His legacy is cemented, but this wasn’t the finale that anyone could expected from McCarron.

Benched in the fourth quarter against West Virginia on Sept. 7 after a period in which he threw more interceptions (two) than completions (one), it took an injury to Blake Bell for Knight to move back into the starting spot more than two months later against Iowa State.

With both QBs available Thursday night, Stoops went with Knight because of a skill set that has historically given the Crimson Tide fits. Their last four losses came courtesy of Auburn’s Cam Newton (2010), LSU’s Jordan Jefferson (2011), Texas A&M’s Johnny Manziel (’12) and, this season against Nick Marshall and Co. in the Iron Bowl.

But it wasn’t Knight’s legs necessarily that hurt the Tide — though his ability to throw on the run was key — he ran for just seven yards on five carries — but his arm as he passed for 348 yards, four TDs and a pick.
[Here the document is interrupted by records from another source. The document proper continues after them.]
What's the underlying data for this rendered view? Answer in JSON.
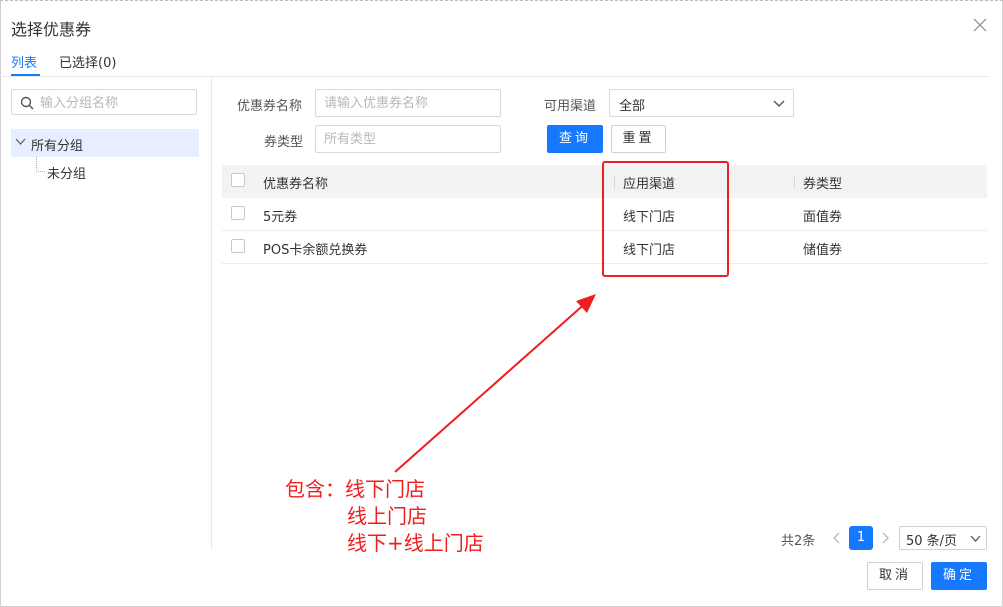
{
  "dialog": {
    "title": "选择优惠券"
  },
  "tabs": [
    {
      "label": "列表",
      "active": true
    },
    {
      "label": "已选择(0)",
      "active": false
    }
  ],
  "group_panel": {
    "search_placeholder": "输入分组名称",
    "tree": {
      "root_label": "所有分组",
      "children": [
        "未分组"
      ]
    }
  },
  "filters": {
    "name_label": "优惠券名称",
    "name_placeholder": "请输入优惠券名称",
    "channel_label": "可用渠道",
    "channel_value": "全部",
    "type_label": "券类型",
    "type_placeholder": "所有类型",
    "query_button": "查询",
    "reset_button": "重置"
  },
  "table": {
    "columns": [
      "优惠券名称",
      "应用渠道",
      "券类型"
    ],
    "rows": [
      {
        "name": "5元券",
        "channel": "线下门店",
        "type": "面值券"
      },
      {
        "name": "POS卡余额兑换券",
        "channel": "线下门店",
        "type": "储值券"
      }
    ]
  },
  "annotation": {
    "lines": [
      "包含：线下门店",
      "线上门店",
      "线下+线上门店"
    ],
    "color": "#f01e1e"
  },
  "pagination": {
    "total": "共2条",
    "current_page": "1",
    "page_size": "50 条/页"
  },
  "footer": {
    "cancel_button": "取消",
    "confirm_button": "确定"
  },
  "colors": {
    "accent": "#1677ff",
    "annotation_red": "#f01e1e"
  }
}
By halftime, he already had 206 yards and three scores and was completing passes at a 78.3 percent clip.

The question now is whether they’re still dealing with a QB quandary in Norman?
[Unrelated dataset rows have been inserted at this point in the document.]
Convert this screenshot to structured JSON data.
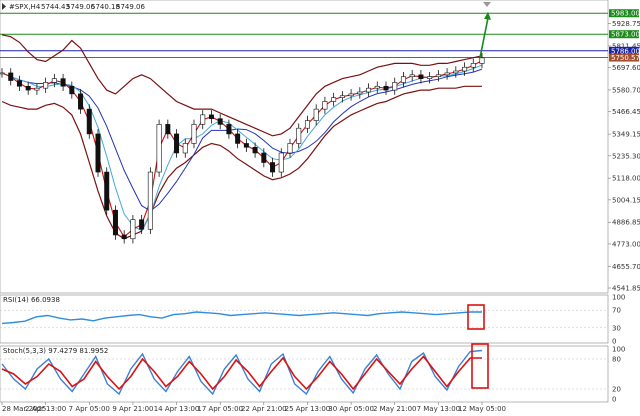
{
  "header": {
    "symbol": "#SPX,H4",
    "open": "5744.43",
    "high": "5749.06",
    "low": "5740.18",
    "close": "5749.06"
  },
  "colors": {
    "bollinger": "#7a1010",
    "ma_fast": "#cc1111",
    "ma_slow": "#2233bb",
    "ma_mid": "#44aadd",
    "candle": "#111111",
    "rsi_line": "#2e8ede",
    "stoch_main": "#3b7fd6",
    "stoch_signal": "#dd1111",
    "level_green": "#1a8a1a",
    "level_blue": "#1a22aa",
    "level_brown": "#a05030",
    "arrow": "#1a8a1a",
    "highlight_box": "#dd1111"
  },
  "price_axis": {
    "ticks": [
      "5983.00",
      "5928.75",
      "5873.00",
      "5811.45",
      "5786.00",
      "5750.57",
      "5697.60",
      "5580.70",
      "5466.45",
      "5349.15",
      "5235.30",
      "5118.00",
      "5004.15",
      "4886.85",
      "4773.00",
      "4655.70",
      "4541.85"
    ]
  },
  "levels": [
    {
      "label": "5983.00",
      "value": 5983.0,
      "color": "#1a8a1a"
    },
    {
      "label": "5873.00",
      "value": 5873.0,
      "color": "#1a8a1a"
    },
    {
      "label": "5786.00",
      "value": 5786.0,
      "color": "#1a22aa"
    },
    {
      "label": "5750.57",
      "value": 5750.57,
      "color": "#a05030"
    }
  ],
  "rsi": {
    "label": "RSI(14) 66.0938",
    "axis_ticks": [
      "100",
      "70",
      "30",
      "0"
    ]
  },
  "stoch": {
    "label": "Stoch(5,3,3) 97.4279 81.9952",
    "axis_ticks": [
      "100",
      "80",
      "20",
      "0"
    ]
  },
  "time_axis": {
    "labels": [
      "28 Mar 2025",
      "2 Apr 13:00",
      "7 Apr 05:00",
      "9 Apr 21:00",
      "14 Apr 13:00",
      "17 Apr 05:00",
      "22 Apr 21:00",
      "25 Apr 13:00",
      "30 Apr 05:00",
      "2 May 21:00",
      "7 May 13:00",
      "12 May 05:00"
    ]
  },
  "chart_data": {
    "type": "line",
    "x_range": [
      "28 Mar 2025",
      "12 May 05:00"
    ],
    "ylim": [
      4541.85,
      6000
    ],
    "series": [
      {
        "role": "price_close",
        "values": [
          5670,
          5630,
          5600,
          5580,
          5590,
          5620,
          5640,
          5600,
          5560,
          5480,
          5350,
          5150,
          4950,
          4820,
          4800,
          4900,
          4850,
          5150,
          5400,
          5350,
          5250,
          5300,
          5400,
          5450,
          5430,
          5400,
          5350,
          5300,
          5280,
          5250,
          5200,
          5150,
          5250,
          5300,
          5380,
          5420,
          5480,
          5520,
          5540,
          5550,
          5560,
          5570,
          5590,
          5600,
          5580,
          5620,
          5650,
          5660,
          5640,
          5650,
          5660,
          5670,
          5680,
          5700,
          5720,
          5749
        ]
      },
      {
        "role": "bollinger_upper",
        "values": [
          5870,
          5860,
          5830,
          5780,
          5740,
          5730,
          5760,
          5790,
          5840,
          5800,
          5720,
          5640,
          5580,
          5560,
          5600,
          5640,
          5660,
          5640,
          5600,
          5560,
          5520,
          5500,
          5480,
          5480,
          5480,
          5460,
          5440,
          5420,
          5400,
          5380,
          5360,
          5340,
          5350,
          5380,
          5440,
          5500,
          5560,
          5600,
          5620,
          5640,
          5650,
          5660,
          5680,
          5700,
          5710,
          5720,
          5720,
          5720,
          5710,
          5710,
          5720,
          5720,
          5730,
          5740,
          5750,
          5760
        ]
      },
      {
        "role": "bollinger_lower",
        "values": [
          5520,
          5500,
          5490,
          5480,
          5480,
          5500,
          5510,
          5490,
          5450,
          5350,
          5200,
          5050,
          4920,
          4830,
          4800,
          4820,
          4840,
          4930,
          5040,
          5120,
          5170,
          5200,
          5240,
          5280,
          5300,
          5290,
          5260,
          5220,
          5190,
          5160,
          5130,
          5110,
          5120,
          5140,
          5170,
          5220,
          5280,
          5340,
          5390,
          5420,
          5450,
          5470,
          5490,
          5510,
          5520,
          5540,
          5560,
          5570,
          5580,
          5580,
          5590,
          5590,
          5590,
          5600,
          5600,
          5600
        ]
      },
      {
        "role": "rsi",
        "values": [
          40,
          42,
          45,
          55,
          58,
          52,
          48,
          50,
          46,
          52,
          55,
          58,
          60,
          55,
          52,
          60,
          62,
          66,
          64,
          62,
          58,
          60,
          62,
          64,
          62,
          60,
          58,
          60,
          62,
          64,
          62,
          60,
          58,
          62,
          64,
          66,
          64,
          62,
          60,
          62,
          64,
          66,
          66
        ]
      },
      {
        "role": "stoch_main",
        "values": [
          70,
          40,
          20,
          60,
          80,
          40,
          15,
          50,
          85,
          30,
          10,
          60,
          90,
          40,
          15,
          55,
          85,
          35,
          10,
          60,
          88,
          40,
          15,
          70,
          90,
          30,
          10,
          55,
          85,
          40,
          12,
          60,
          88,
          50,
          20,
          75,
          92,
          45,
          18,
          65,
          95,
          97
        ]
      },
      {
        "role": "stoch_signal",
        "values": [
          60,
          50,
          30,
          45,
          70,
          55,
          25,
          40,
          75,
          45,
          20,
          45,
          80,
          55,
          25,
          45,
          75,
          50,
          20,
          45,
          78,
          55,
          25,
          55,
          82,
          45,
          20,
          45,
          75,
          50,
          20,
          50,
          80,
          55,
          30,
          60,
          85,
          55,
          25,
          55,
          82,
          82
        ]
      }
    ]
  }
}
Bell was the more proficient of the two all season with a 60.1 completion rate in the regular season to Knight’s 52.2 and had a better rating (132.2 to 105.6), but Knight’s performance against a team that many still believed, before this game, was the nation’s best, will be hard to bypass.

The 2014 opener against Louisiana Tech is more than eight months away, but after this steady, impressive performance, it would be stunning if anyone but Knight is under center for that one.

Trevor Knight threw for 301 of his 348 yards and three of his four touchdowns in the first half against the Crimson Tide.

Saban has been known to stockpile running backs as if there’s a shortage. He signed four in his 2013 class after bringing in two in ’12, one in ’11 and three in ’10.

It’s a necessity given the way he typically rides a two-man rotation at the position and this season that has been 1,100-yard rusher T.J. Yeldon and Kenyan Drake (694). But in the loss to the Sooners, Saban showed just how deep his stable of backs goes.

Freshman Derrick Henry, who had 282 yards while appearing in eight games, starred as he ran for 100 yards and a score on eight carries. He also had 61 yards and another TD on one reception.

In a surprising turn, Drake didn’t touch the ball once despite no reports or rumblings of injury or other transgressions.

Henry’s emergence and Drake’s disappearance sets up what should be an intriguing debate in Tuscaloosa. Though after the struggles on defense, there will be plenty of those.